“Our district has gone eight years without deficit spending and it is our intent to continue that tradition as long as possible without affecting the classroom education of our students,” a statement at the meeting read. “We continue to remember the PCS Tax Payer Bill of Rights to make financial decisions.”
Board member Steve Greggerson and vice president of the board Frank Patrizio reported on a public community forum that took place recently about the vacant school sites.
“Overall, it was a good time to meet with the public,” Greggerson said.
“(The public doesn’t) want low-rent housing and apartment complexes,” Patrizio said. “In my view, there’s really no rush to make any big decisions on (vacant lots) in the near future.”
Hanes agrees with Patrizio on not rushing the issue of the vacant lots.
“We will continue the conversation … continue clearing sidewalks during snow fall,” Hanes said.
There were a lot of suggestions during the forum or “Coffee with the Superintendent” to turn the vacant lots into parks. A “peace park” was suggested as a “tranquility” park that is more of a serene place to go with little activity and the biggest new one was a dog park.
“The city wasn’t interested to maintain the parks … these are the desires of the community and hope city commissioners are listening and taking a step back,” Webster said.
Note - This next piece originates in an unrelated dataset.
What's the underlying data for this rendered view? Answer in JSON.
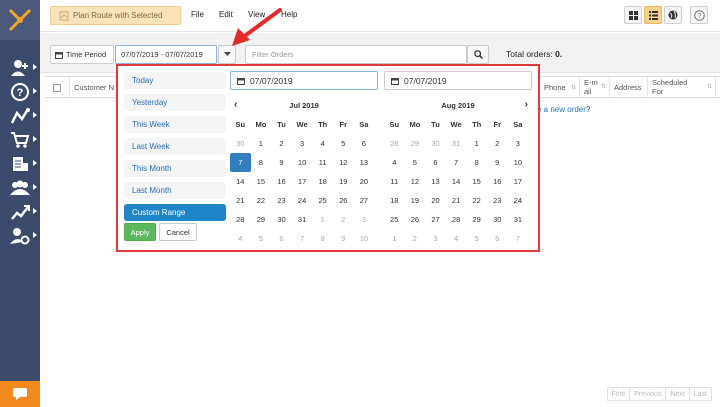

As for the buildings project within the district, the project is in the “demolition phase.” Nicklin Learning Center is officially demolished with grass feed being planted as weather allows, South said, with the same happening at the Favorite Hill Primary location. Materials are being sorted at Wilder Intermediate and demolition has started at Bennett Intermediate and is slightly behind schedule. High Street Primary will follow in demolition.
Site work is being done at Piqua Central Intermediate and Springcreek Primary, with the turn lane nearly complete at Springcreek. The board approved to add parking spaces near the bus turn-around area. Springcreek Principal Connie Strehle expressed a need of additional spaces as some people have been parking in handicap spots that shouldn’t be.
Reach reporter Amy Barger at (937) 451-3340 or on Twitter @TheDailyCall.